▶ [SOURCE MATERIAL]
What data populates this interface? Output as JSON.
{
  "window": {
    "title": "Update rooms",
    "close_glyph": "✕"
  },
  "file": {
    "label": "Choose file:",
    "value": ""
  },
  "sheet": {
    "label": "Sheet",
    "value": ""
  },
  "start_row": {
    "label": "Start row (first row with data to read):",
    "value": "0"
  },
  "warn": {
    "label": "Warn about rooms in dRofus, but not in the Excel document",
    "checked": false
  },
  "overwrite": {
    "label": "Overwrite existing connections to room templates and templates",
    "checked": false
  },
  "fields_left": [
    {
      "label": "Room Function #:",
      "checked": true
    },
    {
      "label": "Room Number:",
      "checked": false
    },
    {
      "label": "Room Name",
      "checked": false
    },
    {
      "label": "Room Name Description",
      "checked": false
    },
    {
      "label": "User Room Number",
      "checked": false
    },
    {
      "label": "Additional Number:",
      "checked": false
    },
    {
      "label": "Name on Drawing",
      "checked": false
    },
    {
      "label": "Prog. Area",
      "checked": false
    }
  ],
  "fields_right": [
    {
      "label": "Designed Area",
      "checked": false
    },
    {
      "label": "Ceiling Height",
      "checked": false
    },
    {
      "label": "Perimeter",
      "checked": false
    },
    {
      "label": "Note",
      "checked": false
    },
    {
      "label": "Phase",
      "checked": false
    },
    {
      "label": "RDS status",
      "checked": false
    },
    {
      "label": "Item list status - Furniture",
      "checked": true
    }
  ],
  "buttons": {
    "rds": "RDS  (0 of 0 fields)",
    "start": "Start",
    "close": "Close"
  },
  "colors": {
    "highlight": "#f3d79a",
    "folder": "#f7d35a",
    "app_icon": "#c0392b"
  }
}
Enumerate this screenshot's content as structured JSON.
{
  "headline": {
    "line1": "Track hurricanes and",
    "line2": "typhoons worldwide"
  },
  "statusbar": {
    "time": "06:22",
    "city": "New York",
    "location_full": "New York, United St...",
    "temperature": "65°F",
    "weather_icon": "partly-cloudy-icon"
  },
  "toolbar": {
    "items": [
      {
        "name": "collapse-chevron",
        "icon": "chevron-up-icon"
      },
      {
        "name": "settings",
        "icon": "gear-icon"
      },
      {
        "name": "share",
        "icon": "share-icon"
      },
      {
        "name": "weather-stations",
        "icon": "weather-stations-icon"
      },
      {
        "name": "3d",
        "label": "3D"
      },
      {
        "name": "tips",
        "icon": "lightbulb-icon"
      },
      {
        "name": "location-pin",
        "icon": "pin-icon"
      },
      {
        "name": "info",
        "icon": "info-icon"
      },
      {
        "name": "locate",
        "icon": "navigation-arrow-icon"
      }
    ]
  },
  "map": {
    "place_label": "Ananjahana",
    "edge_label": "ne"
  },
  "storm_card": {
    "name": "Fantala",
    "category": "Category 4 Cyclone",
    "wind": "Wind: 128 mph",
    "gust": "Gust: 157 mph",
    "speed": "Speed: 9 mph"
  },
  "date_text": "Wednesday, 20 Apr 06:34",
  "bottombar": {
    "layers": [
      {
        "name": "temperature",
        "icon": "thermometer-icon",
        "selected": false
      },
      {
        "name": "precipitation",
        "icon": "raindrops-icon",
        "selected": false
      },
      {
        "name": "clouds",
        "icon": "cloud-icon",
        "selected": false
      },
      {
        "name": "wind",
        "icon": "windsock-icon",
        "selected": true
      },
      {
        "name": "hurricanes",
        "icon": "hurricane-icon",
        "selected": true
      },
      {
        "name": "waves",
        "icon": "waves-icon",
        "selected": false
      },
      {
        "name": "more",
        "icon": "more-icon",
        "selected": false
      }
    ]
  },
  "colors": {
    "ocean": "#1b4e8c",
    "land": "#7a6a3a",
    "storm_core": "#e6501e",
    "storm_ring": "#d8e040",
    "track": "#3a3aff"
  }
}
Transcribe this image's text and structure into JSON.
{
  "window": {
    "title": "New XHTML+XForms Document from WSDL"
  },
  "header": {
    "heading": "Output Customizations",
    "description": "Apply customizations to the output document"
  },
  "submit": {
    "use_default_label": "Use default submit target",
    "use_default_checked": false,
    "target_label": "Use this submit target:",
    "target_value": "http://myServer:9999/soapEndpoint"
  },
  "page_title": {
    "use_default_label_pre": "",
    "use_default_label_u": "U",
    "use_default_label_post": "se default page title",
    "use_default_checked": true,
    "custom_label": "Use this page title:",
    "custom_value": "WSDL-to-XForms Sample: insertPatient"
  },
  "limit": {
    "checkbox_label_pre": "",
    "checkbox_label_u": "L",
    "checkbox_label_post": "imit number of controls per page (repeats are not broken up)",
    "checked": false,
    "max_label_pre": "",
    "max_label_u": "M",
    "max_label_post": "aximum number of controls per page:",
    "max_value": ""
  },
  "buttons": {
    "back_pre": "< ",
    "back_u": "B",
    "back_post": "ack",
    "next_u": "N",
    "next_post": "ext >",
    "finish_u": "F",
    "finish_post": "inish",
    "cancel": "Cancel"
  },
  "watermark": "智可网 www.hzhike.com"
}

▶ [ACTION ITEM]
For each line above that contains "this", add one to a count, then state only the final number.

▶ [TASK OUTPUT]
5